• Circular walk: 7.3 miles
  • what3words address for parking: ///colder.medium.hound.  There is very limited parking in Evershot. We parked in the main street where it seemed wide enough to park safely.
  • GPX File

This was the most lovely walk we’ve done for quite a while. The weather was perfect and we’d accidentally chosen the perfect time of the year – it was mid-May and there were so many wild flowers out in the hedgerows and also many of the meadows we walked through. The wooded areas were covered with banks of wild garlic in flower. We also saw many buzzards; at least 3 pairs and one hunting alone.

We walked this clockwise from Evershot, turning north beside  the church and then left onto the path that leads to Girt Lane. This follows the Macmillan Way Link and eventually meets a short section of lane at Clarkham Cross Farm before turning east towards Melbury Osmond. We stopped here for lunch. Although the route turns south at Melbury Osmond we turned left and enjoyed a rest at the church for a while where a bench has been thoughtfully provided. After a short lunch break we continued south along the Macmillan Way/Hardy Way.

This section of the route is along the drive to Melbury House, which it skirts to the right when you eventually reach the house, before continuing through the deer park. Multiple signs urge you to keep to the path/road and the private tracks are well signposted! We were lucky to spot a herd of deer in the distance. We’d also spotted one in woodland earlier in the walk.

The track leads directly down into Evershot but we decided to turn right along ‘Dirty Lane’… we couldn’t resist! It wasn’t so much dirty as muddy. In fact there were a few places during this walk that were particularly muddy – and quite deep mud. Other, drier, sections also showed signs that in wetter weather there would be deep mud to negotiate. Decent boots needed…

We were glad we’d decided to make this ‘detour.’ Although it was muddy in places it was also packed with wild flowers. At the end of Dirty Lane we turned south and, when we got to the point on the outward walk where we turned towards Girt Lane, we turned left and followed a track that came out in a narrow lane.
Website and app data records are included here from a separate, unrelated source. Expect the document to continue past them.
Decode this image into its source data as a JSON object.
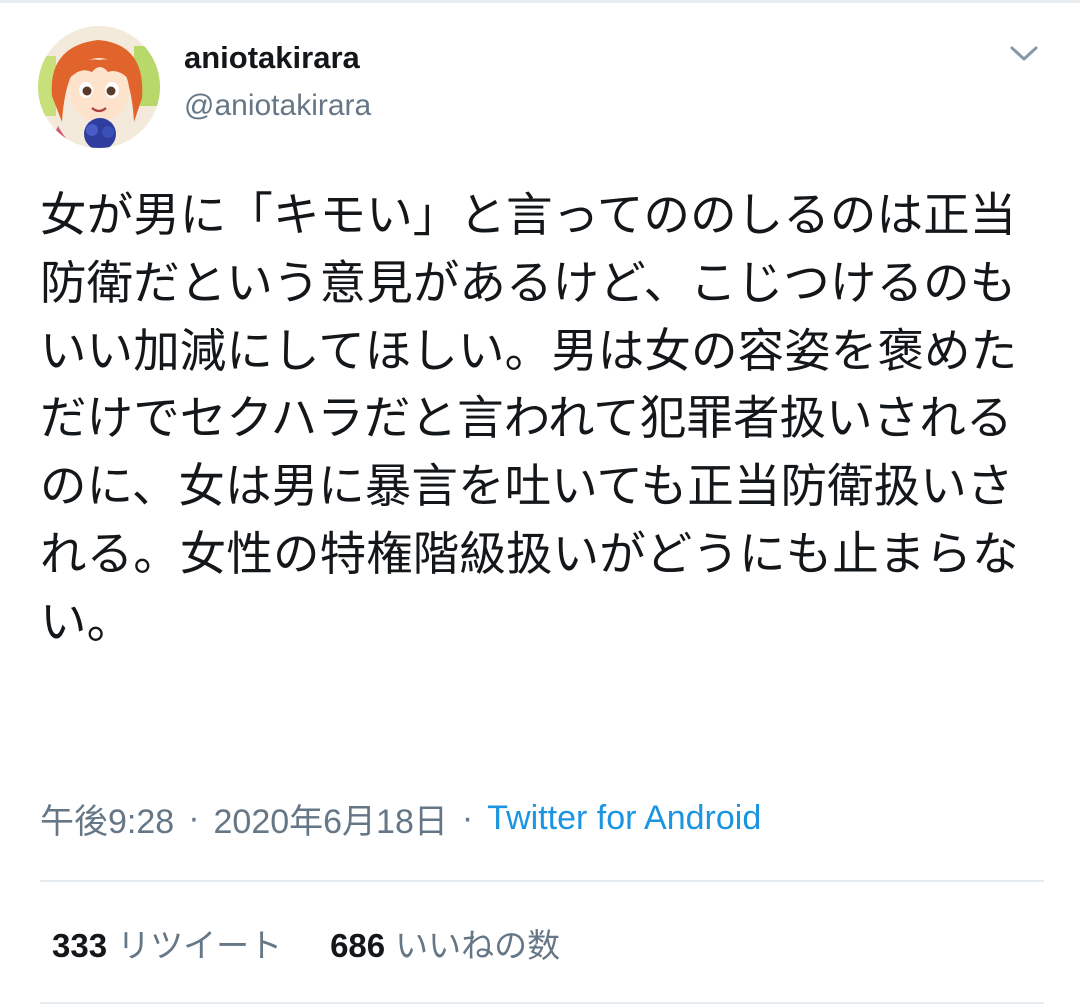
{
  "account": {
    "display_name": "aniotakirara",
    "handle": "@aniotakirara",
    "avatar_icon": "avatar-icon",
    "menu_icon": "chevron-down-icon"
  },
  "tweet": {
    "text": "女が男に「キモい」と言ってののしるのは正当防衛だという意見があるけど、こじつけるのもいい加減にしてほしい。男は女の容姿を褒めただけでセクハラだと言われて犯罪者扱いされるのに、女は男に暴言を吐いても正当防衛扱いされる。女性の特権階級扱いがどうにも止まらない。"
  },
  "meta": {
    "time": "午後9:28",
    "separator": "·",
    "date": "2020年6月18日",
    "source": "Twitter for Android"
  },
  "stats": {
    "retweets": {
      "count": "333",
      "label": "リツイート"
    },
    "likes": {
      "count": "686",
      "label": "いいねの数"
    }
  },
  "colors": {
    "text": "#14171a",
    "secondary": "#657786",
    "link": "#1b95e0",
    "divider": "#e6ecf0"
  }
}
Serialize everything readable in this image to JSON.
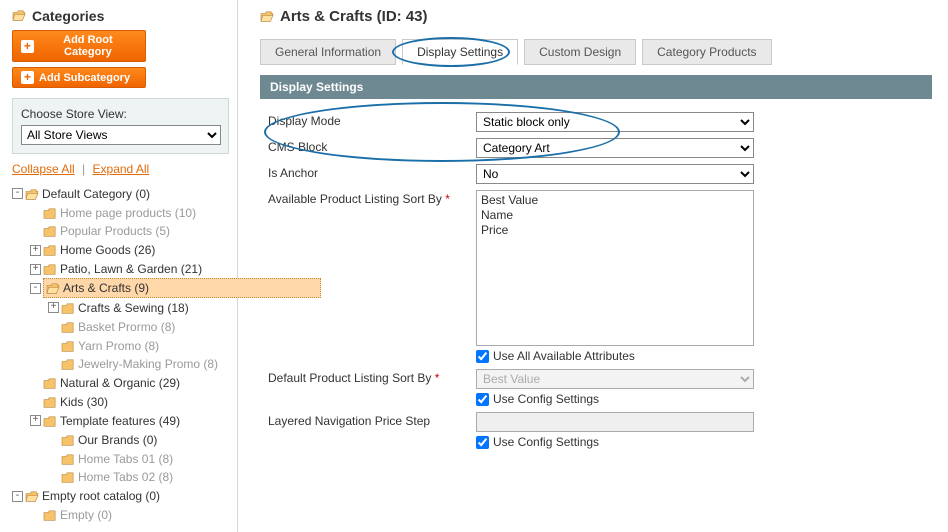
{
  "sidebar": {
    "title": "Categories",
    "buttons": {
      "add_root": "Add Root Category",
      "add_sub": "Add Subcategory"
    },
    "store_label": "Choose Store View:",
    "store_value": "All Store Views",
    "links": {
      "collapse": "Collapse All",
      "expand": "Expand All"
    },
    "tree": [
      {
        "toggle": "-",
        "label": "Default Category (0)",
        "open": true,
        "children": [
          {
            "toggle": "",
            "label": "Home page products (10)",
            "dim": true
          },
          {
            "toggle": "",
            "label": "Popular Products (5)",
            "dim": true
          },
          {
            "toggle": "+",
            "label": "Home Goods (26)"
          },
          {
            "toggle": "+",
            "label": "Patio, Lawn & Garden (21)"
          },
          {
            "toggle": "-",
            "label": "Arts & Crafts (9)",
            "selected": true,
            "open": true,
            "children": [
              {
                "toggle": "+",
                "label": "Crafts & Sewing (18)"
              },
              {
                "toggle": "",
                "label": "Basket Prormo (8)",
                "dim": true
              },
              {
                "toggle": "",
                "label": "Yarn Promo (8)",
                "dim": true
              },
              {
                "toggle": "",
                "label": "Jewelry-Making Promo (8)",
                "dim": true,
                "truncated": true
              }
            ]
          },
          {
            "toggle": "",
            "label": "Natural & Organic (29)"
          },
          {
            "toggle": "",
            "label": "Kids (30)"
          },
          {
            "toggle": "+",
            "label": "Template features (49)",
            "open": false
          },
          {
            "toggle": "",
            "label": "Our Brands (0)",
            "indent": 1
          },
          {
            "toggle": "",
            "label": "Home Tabs 01 (8)",
            "dim": true,
            "indent": 1
          },
          {
            "toggle": "",
            "label": "Home Tabs 02 (8)",
            "dim": true,
            "indent": 1
          }
        ]
      },
      {
        "toggle": "-",
        "label": "Empty root catalog (0)",
        "open": true,
        "children": [
          {
            "toggle": "",
            "label": "Empty (0)",
            "dim": true
          }
        ]
      }
    ]
  },
  "main": {
    "title": "Arts & Crafts (ID: 43)",
    "tabs": [
      {
        "label": "General Information"
      },
      {
        "label": "Display Settings",
        "active": true
      },
      {
        "label": "Custom Design"
      },
      {
        "label": "Category Products"
      }
    ],
    "section_title": "Display Settings",
    "fields": {
      "display_mode": {
        "label": "Display Mode",
        "value": "Static block only"
      },
      "cms_block": {
        "label": "CMS Block",
        "value": "Category Art"
      },
      "is_anchor": {
        "label": "Is Anchor",
        "value": "No"
      },
      "sort_by": {
        "label": "Available Product Listing Sort By",
        "required": true,
        "options": [
          "Best Value",
          "Name",
          "Price"
        ],
        "checkbox": "Use All Available Attributes",
        "checked": true
      },
      "default_sort": {
        "label": "Default Product Listing Sort By",
        "required": true,
        "value": "Best Value",
        "checkbox": "Use Config Settings",
        "checked": true
      },
      "price_step": {
        "label": "Layered Navigation Price Step",
        "value": "",
        "checkbox": "Use Config Settings",
        "checked": true
      }
    }
  }
}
We turned left along the lane for a few yards before turning off again and followed a footpath south that, conveniently, emerged in the pub car park. Time for a beer.

The Acorn Inn features in Thomas Hardy’s work as the Sow and Acorn. Evershot is renamed Evershead and is mentioned in Tess of the Durbevilles.
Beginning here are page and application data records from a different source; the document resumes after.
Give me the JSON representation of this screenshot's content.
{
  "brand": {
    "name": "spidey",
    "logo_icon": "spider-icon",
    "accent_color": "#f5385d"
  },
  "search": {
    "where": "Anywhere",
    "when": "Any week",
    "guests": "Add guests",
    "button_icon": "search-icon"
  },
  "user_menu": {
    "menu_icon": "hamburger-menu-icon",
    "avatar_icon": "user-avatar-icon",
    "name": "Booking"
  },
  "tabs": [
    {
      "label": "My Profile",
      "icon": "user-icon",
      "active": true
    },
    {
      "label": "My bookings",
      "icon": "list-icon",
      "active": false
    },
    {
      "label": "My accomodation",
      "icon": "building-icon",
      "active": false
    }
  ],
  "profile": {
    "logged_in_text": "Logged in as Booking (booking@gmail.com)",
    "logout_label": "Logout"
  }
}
A really lovely walk; mostly well signposted and so peaceful. Food for the soul. And the beer was welcome…

Download file for GPS

Leave a Reply
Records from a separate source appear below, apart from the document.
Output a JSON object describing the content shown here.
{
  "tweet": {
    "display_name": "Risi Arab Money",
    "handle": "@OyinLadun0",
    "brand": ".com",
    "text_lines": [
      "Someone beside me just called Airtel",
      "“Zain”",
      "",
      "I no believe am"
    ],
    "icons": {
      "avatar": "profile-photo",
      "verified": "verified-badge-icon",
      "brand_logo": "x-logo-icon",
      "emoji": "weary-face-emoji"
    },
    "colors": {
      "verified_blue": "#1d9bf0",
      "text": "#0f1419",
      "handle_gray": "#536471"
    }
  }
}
Your email address will not be published. Required fields are marked *